--- TASK INPUTS Enclosed Below ---
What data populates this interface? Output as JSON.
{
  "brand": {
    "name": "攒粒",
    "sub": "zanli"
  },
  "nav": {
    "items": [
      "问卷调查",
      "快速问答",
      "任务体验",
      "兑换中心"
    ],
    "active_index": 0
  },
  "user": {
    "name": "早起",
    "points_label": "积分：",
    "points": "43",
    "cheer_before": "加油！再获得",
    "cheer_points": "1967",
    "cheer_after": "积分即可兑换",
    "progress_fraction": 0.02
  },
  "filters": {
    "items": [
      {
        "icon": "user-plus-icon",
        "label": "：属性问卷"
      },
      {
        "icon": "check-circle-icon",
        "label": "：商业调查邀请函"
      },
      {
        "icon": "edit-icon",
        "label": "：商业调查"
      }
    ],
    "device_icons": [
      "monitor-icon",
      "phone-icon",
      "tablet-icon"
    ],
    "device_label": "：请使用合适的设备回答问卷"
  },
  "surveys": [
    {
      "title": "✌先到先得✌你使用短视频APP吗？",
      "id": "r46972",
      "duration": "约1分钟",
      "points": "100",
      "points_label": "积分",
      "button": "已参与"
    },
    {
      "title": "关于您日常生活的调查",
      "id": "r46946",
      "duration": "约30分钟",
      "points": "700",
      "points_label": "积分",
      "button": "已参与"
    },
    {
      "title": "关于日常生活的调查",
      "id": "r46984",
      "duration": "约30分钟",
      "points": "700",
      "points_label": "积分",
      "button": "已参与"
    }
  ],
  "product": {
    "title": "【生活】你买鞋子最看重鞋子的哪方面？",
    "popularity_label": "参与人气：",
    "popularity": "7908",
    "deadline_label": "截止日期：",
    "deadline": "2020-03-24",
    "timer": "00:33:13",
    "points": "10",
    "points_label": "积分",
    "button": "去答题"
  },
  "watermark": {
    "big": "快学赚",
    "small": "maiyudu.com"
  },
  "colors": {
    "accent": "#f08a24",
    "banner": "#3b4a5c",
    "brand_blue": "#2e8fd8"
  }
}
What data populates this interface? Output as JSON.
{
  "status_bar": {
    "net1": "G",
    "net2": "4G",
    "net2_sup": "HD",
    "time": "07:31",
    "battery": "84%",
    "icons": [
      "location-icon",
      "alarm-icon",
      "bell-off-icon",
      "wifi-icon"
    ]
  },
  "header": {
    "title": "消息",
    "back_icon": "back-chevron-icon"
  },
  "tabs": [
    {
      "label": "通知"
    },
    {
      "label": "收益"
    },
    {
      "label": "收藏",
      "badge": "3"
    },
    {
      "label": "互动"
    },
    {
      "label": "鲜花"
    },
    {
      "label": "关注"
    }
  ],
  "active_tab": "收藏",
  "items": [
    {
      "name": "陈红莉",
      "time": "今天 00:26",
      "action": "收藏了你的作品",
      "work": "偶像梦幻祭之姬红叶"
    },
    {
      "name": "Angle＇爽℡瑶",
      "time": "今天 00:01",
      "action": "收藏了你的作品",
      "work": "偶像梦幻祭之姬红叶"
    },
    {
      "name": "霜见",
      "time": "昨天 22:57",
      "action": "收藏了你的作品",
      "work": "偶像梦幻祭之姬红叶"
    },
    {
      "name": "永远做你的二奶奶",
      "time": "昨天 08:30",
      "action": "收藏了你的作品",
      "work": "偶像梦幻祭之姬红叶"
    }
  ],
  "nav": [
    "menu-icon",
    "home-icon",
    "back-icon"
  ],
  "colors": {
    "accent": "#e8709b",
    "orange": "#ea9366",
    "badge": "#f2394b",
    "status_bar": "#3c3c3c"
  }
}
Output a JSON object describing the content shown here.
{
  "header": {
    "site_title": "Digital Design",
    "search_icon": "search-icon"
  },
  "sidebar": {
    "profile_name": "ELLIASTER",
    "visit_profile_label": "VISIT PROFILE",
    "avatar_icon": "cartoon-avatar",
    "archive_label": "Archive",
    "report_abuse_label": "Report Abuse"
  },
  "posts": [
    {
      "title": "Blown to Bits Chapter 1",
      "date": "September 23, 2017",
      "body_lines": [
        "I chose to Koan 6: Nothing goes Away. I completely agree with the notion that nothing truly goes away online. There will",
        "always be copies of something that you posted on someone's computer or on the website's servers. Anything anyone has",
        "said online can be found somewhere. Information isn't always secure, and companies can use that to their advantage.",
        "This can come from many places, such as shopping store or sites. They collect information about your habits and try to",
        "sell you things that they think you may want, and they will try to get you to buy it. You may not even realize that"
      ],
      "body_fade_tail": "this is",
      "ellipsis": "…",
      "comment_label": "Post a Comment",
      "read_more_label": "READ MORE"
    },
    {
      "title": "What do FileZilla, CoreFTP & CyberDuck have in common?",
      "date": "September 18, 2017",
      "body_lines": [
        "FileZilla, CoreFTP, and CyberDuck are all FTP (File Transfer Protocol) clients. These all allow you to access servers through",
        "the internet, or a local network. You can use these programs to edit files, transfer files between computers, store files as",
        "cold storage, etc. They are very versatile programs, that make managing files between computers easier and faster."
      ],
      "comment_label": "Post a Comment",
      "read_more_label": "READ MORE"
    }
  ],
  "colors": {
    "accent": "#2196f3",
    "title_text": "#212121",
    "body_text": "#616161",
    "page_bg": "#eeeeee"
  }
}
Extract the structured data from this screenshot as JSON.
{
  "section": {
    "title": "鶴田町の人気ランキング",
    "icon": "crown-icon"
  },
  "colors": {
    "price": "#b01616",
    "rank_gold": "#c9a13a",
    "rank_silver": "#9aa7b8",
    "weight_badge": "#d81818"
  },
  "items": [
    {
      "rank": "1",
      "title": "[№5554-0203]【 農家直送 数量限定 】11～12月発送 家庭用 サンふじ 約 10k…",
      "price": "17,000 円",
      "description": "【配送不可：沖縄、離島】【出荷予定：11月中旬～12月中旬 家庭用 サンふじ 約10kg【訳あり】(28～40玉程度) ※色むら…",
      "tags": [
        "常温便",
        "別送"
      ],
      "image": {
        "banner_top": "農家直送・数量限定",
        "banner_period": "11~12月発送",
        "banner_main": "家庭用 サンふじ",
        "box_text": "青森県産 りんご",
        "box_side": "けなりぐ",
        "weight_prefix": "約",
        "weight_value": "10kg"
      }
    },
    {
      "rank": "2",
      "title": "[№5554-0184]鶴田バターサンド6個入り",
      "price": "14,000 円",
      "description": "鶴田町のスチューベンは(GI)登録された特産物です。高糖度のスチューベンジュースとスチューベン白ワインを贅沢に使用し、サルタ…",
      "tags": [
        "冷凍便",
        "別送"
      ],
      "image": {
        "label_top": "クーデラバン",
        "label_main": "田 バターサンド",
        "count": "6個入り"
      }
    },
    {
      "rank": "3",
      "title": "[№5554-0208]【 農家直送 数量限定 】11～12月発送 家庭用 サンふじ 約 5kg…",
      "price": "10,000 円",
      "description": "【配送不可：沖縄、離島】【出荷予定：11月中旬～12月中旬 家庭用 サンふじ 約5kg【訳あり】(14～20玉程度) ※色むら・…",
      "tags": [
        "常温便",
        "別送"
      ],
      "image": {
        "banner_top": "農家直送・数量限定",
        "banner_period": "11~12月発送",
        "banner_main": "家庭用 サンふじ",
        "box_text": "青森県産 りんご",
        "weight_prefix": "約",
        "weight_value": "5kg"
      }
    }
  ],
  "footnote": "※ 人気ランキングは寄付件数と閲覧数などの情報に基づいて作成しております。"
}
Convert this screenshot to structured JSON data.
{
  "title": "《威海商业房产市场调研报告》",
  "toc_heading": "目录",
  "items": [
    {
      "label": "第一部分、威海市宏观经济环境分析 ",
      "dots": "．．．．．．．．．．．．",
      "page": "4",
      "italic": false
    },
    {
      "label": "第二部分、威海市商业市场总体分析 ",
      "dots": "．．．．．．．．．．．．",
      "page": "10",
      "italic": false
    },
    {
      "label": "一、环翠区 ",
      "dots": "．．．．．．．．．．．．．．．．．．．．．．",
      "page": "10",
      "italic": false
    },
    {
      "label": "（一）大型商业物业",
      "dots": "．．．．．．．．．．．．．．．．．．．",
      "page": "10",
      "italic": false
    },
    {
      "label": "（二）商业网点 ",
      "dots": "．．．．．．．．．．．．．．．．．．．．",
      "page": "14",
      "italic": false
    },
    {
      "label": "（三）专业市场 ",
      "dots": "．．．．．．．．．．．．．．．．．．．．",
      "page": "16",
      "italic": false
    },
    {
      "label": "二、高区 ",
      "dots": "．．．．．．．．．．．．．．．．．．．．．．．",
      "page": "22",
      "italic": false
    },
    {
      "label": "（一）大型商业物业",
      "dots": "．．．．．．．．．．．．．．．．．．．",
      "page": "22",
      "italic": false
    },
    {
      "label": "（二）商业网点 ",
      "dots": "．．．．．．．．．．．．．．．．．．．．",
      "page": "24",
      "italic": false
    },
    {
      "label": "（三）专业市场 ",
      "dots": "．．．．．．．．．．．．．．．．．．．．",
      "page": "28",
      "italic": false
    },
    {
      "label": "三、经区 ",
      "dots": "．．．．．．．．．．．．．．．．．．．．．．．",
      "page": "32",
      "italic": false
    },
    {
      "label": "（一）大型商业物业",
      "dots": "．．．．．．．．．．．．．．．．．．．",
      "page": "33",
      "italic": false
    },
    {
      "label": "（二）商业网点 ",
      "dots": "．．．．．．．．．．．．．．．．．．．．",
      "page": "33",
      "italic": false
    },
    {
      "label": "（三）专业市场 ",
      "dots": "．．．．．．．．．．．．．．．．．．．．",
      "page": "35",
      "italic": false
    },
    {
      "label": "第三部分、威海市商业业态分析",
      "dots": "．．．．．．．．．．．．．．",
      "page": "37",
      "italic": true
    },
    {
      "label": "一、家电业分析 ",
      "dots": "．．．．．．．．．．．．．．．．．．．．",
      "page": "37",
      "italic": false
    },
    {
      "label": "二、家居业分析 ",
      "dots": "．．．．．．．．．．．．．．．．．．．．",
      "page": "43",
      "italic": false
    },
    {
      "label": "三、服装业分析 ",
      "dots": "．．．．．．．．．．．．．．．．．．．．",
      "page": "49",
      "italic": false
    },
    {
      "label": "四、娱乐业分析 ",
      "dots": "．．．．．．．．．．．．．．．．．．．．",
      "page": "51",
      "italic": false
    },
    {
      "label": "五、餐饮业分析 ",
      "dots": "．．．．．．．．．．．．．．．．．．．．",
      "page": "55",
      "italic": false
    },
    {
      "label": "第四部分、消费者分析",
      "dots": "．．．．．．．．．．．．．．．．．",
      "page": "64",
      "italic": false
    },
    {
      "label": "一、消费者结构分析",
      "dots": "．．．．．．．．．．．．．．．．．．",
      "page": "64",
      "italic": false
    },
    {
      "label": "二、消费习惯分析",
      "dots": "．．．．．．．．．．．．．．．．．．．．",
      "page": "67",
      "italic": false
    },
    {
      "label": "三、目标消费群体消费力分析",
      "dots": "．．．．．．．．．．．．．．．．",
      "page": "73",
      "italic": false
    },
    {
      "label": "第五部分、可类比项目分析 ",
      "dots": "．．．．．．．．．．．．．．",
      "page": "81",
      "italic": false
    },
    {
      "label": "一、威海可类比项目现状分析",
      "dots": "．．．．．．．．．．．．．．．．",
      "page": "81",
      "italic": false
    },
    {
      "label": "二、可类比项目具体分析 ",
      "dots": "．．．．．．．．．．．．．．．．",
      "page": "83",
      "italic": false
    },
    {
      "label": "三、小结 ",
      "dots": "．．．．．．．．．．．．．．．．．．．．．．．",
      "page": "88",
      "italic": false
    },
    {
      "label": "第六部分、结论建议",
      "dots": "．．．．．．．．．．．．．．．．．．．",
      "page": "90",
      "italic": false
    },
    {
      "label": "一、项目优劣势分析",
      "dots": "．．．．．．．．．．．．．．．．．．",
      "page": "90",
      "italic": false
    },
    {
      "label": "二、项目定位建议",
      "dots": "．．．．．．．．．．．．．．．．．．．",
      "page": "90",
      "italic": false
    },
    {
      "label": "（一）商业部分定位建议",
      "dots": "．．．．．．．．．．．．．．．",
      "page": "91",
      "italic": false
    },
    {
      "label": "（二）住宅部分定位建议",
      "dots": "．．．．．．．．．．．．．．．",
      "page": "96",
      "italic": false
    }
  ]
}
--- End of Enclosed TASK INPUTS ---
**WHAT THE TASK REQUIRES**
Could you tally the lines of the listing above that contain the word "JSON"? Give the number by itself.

**OUTPUT FOR THIS EXERCISE**
5